Rather than seek to have meetings for the sake of bringing the parties together, U.S. diplomacy needs to focus on continuing to pressure the Palestinians and other Middle East states to end their support for terrorism.
The report’s recommendation that Israel engage Syria ignores diplomatic history. The United States has repeatedly engaged in negotiations with Syria, and diplomats inevitably come out of their meetings extolling the frankness of the discussions and the Syrians subsequently sabotage every American initiative. To give one recent example, when Secretary of State Colin Powell visited Damascus in April ‘003, he emerged from a meeting with a pledge from President Bashar Assad to close down the offices of Hamas, Islamic Jihad, and the Popular Front for the Liberation of Palestine. As with Assad’s earlier pledge to Powell regarding closing down the Iraqi oil pipeline, however, the promise proved empty.
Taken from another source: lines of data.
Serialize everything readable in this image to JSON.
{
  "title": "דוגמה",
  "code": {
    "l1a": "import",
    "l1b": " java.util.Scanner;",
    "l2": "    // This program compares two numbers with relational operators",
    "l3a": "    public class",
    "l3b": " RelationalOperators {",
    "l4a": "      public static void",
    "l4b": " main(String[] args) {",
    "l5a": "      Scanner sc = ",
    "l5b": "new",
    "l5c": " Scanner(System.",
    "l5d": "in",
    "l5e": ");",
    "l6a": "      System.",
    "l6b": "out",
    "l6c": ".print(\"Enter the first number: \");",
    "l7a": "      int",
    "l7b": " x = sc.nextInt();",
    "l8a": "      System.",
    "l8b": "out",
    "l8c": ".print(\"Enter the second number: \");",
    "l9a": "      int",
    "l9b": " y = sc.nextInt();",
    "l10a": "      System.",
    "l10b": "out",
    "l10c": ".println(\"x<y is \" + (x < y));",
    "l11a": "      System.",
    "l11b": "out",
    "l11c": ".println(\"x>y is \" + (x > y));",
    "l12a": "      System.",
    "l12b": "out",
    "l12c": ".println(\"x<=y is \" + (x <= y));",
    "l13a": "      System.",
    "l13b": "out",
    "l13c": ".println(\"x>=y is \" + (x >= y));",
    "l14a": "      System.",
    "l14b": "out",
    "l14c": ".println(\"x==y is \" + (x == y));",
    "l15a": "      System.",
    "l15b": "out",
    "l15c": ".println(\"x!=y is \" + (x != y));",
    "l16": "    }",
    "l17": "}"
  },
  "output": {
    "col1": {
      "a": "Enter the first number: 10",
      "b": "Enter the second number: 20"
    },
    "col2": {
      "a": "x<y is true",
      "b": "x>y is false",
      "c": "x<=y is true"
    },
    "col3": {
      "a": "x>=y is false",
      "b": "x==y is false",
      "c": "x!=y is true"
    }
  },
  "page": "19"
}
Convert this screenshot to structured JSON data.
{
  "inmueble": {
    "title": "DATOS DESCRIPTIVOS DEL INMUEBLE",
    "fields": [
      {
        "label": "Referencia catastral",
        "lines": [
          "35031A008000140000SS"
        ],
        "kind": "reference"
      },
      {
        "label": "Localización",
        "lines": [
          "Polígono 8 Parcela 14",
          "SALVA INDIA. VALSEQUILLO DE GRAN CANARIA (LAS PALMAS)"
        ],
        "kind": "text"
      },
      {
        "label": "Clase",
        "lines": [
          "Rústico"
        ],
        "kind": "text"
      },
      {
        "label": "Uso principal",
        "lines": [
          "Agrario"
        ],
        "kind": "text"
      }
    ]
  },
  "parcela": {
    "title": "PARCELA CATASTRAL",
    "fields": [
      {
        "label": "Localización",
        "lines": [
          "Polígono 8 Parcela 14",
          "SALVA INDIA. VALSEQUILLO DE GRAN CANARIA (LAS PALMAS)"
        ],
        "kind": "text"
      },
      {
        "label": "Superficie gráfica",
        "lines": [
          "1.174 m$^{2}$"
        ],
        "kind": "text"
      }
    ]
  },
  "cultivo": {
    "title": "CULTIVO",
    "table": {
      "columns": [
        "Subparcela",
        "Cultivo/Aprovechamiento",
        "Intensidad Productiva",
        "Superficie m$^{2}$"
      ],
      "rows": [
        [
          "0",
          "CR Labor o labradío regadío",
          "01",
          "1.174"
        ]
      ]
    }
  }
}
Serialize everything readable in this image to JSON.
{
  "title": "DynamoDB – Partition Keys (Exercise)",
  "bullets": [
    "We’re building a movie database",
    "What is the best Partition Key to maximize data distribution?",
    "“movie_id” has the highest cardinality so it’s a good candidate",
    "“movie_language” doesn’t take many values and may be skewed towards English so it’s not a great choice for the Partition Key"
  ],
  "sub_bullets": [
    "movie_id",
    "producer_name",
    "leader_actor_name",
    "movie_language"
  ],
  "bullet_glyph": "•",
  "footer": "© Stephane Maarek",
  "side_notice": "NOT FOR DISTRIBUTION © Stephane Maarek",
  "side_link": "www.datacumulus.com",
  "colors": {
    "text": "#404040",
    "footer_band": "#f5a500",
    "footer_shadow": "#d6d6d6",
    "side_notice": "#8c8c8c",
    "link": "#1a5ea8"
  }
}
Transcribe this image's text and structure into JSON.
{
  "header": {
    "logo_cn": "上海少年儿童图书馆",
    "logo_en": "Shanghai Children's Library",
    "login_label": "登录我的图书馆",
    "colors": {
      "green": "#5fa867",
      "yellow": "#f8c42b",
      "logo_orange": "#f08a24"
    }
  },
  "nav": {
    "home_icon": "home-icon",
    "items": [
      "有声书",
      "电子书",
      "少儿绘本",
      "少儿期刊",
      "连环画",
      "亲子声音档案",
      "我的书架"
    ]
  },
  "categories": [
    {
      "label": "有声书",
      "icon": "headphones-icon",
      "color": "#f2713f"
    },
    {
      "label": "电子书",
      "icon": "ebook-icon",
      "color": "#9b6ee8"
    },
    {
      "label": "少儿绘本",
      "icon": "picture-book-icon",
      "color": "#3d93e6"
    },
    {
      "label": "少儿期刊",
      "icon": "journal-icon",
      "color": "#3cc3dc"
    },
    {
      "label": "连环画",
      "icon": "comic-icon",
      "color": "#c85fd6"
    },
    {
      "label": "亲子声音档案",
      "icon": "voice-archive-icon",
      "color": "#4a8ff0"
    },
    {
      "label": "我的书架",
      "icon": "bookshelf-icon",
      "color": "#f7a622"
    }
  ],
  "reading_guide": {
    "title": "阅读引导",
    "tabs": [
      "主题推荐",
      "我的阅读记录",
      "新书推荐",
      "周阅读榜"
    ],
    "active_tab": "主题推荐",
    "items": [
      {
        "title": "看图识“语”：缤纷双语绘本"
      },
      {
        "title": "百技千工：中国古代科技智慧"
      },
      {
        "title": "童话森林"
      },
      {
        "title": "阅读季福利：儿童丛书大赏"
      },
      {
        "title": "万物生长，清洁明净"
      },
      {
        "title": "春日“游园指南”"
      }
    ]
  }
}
The report’s recommendations regarding Syria’s obligations related to Lebanon are fine though, with the exception of the demand that it seal its border with Iraq, irrelevant to the mandate of the study group. The authors also make a giant leap from stating what Syria should do in Lebanon to the recommendation that Israel should return the Golan Heights. Again, the issue of the Golan has nothing to do with Iraq. Moreover, the study’s language implies that Israel has not already offered to trade the Golan for a "full and secure peace agreement." In fact, Yitzhak Rabin and his successors were prepared to make such a deal, but neither Bashar Assad nor his father was willing to end the conflict in exchange for any amount of territory. If anything, Assad has only grown more belligerent since the war between Israel and Hezbollah.
In the end, the study group has produced some interesting ideas on the situation in Iraq, but gone beyond its mandate to suggest irrelevant and largely untenable recommendations for addressing broader issues in the region. The conflict involving Israel is too important and complex to be relegated to a series of bullet points in a 14′-page document on an unrelated topic.
Dr. Mitchell Bard is the director of the Jewish Virtual Library and coauthor, with Moshe Schwartz, of "1001 Facts Everyone Should Know About Israel."